Internal to cross-border displacement

Research agenda

The vast majority of people who flee their homes to escape conflict, violence and disasters do not cross an international border. Of the 70.8 million people forcibly displaced around the world, 50.8 million are internally displaced people. They are the invisible majority.

The relationship between internal displacement and movements of refugees and migrants is not well understood. This is a major knowledge gap which we want to address. In the coming years, we will seek to build an evidence base painting a more quantitative and qualitative picture of the entire displacement continuum, from the drivers of onward movement across borders to return to countries of origin.

Download the research agenda (PDF, 0.5MB) in French, Spanish or Arabic. Click on read more for the English version.

Latest publication

The twentieth of June is World Refugee Day, dedicated to raising awareness of the situation of refugees. There are nearly twice as many internally displaced people (IDPs) as there are refugees, but there is no International Day of Internal Displacement. 

To bring attention to the invisible majority of displaced people, IDMC is investigating the relationship between internal displacement and cross-border movement. We do not know how many refugees were internally displaced previously, or how many refugees and migrants become displaced when they return to their country of origin. This is a major knowledge gap which IDMC is seeking to address by painting a more comprehensive picture of the entire displacement continuum through in-depth primary research. 

This report is based on the results of seven studies conducted in Afghanistan, Colombia, Iraq, Myanmar, Nigeria, South Sudan and Yemen between 2018 and 2019. In doing these studies, we conducted more than 1,470 survey interviews with IDPs, refugees and returning refugees, complementing our findings with qualitative data shared by research participants and key informants. 

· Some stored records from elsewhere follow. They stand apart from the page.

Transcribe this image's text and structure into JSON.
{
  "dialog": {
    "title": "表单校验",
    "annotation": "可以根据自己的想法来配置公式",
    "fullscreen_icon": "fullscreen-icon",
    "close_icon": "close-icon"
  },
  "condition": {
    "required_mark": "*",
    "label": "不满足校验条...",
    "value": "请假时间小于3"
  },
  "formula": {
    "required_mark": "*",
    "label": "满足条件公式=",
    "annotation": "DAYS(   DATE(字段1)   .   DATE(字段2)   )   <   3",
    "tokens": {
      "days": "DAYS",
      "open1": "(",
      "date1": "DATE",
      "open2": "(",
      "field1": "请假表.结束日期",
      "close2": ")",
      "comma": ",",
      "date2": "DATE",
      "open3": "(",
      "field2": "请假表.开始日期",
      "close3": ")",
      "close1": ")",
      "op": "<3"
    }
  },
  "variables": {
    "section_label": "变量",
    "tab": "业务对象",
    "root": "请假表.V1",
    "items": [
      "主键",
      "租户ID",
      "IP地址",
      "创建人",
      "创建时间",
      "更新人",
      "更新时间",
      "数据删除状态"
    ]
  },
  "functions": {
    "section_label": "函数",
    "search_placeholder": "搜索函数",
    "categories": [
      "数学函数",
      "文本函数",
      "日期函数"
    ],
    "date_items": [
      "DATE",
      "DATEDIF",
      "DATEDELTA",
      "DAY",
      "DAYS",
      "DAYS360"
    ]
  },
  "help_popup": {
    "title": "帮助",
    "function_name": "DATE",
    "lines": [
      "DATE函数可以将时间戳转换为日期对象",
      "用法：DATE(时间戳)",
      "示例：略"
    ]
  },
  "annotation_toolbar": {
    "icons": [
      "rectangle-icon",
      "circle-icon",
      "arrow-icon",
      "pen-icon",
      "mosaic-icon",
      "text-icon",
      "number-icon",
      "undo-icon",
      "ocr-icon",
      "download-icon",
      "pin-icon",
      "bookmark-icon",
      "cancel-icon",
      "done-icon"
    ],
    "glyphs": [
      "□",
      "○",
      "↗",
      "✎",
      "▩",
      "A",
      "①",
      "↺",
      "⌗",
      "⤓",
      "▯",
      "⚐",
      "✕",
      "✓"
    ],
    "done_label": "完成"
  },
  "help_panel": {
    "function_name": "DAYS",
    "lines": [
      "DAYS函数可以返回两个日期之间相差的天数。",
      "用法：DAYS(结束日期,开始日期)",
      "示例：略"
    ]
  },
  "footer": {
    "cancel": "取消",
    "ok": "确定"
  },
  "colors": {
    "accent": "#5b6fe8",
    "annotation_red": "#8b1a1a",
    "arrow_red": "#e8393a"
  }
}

Research lead

Chloe Sydney

We are always looking to strengthen and expand partnerships. If you are interested in working with us, please contact

Have a look at our other research areas here